Though 30% of therapists were fully cognizant about workplace bullying, an additional 23% deserve credit for providing targeted individual clients with a “safe harbor,” in which they were not ridiculed or humiliated. Therefore, it’s safe to say that targets have 53% chance of being believed by, and safe with, their chosen mental health professional.
The percentage of therapists who are most likely to commit the “fundamental attribution error” stands at 47%. Specifically, one response choice included the phrase that the therapist “focuses on” changing the target and “nothing else.” Doing so necessarily ignores powerful exigent workplace factors, external to the target, that causes the psychological injuries (and a host of invisible stress-related physiological changes from the exposure to the stress of bullying). These myopic therapists overestimate the target’s ability to counter those situational forces.
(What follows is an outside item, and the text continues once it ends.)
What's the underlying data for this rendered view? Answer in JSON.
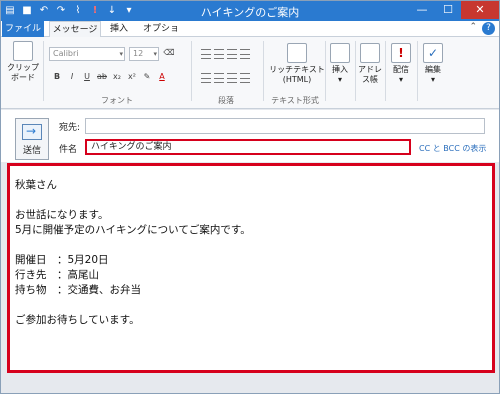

Many therapists don’t understand the contemporary workplace except in a stereotypical, superficial way. They completed their graduate education and began work as a therapist. In most clinic settings, they enjoy more autonomy than their bullied clients had. They know supervision, but unless their supervisor was abusive, they were not subjected to daily inescapable domination. As is true with many people in the general public, unless they personally experienced bullying, they do not believe it happens. Therapists are no different.
This study demonstrates that approximately 70% of mental health professionals would benefit from further education about workplace bullying. Especially important is for counselors to more fully grasp how workers cannot control several negative aspects of the work environment and how that affects the health and well being of workers who become prospective clients. They can be introduced to the voluminous scientific literature on abusive supervision, workplace bullying and occupational health.
With education, psychotherapists can make more accurate diagnoses and generate more effective solutions for their desperate clients who were bullied at work.
Gary Namie, PhD
Research Director, WBI
Do not use any of the above findings without properly citing the source as the Workplace Bullying Institute.
© 2013, WBI, All rights reserved.
This entry was posted on Tuesday, May 28th, 2013 at 10:20 pm and is filed under Tutorials About Bullying, WBI Education, WBI Surveys & Studies. You can follow any responses to this entry through the RSS 2.0 feed. You can leave a response, or trackback from your own site.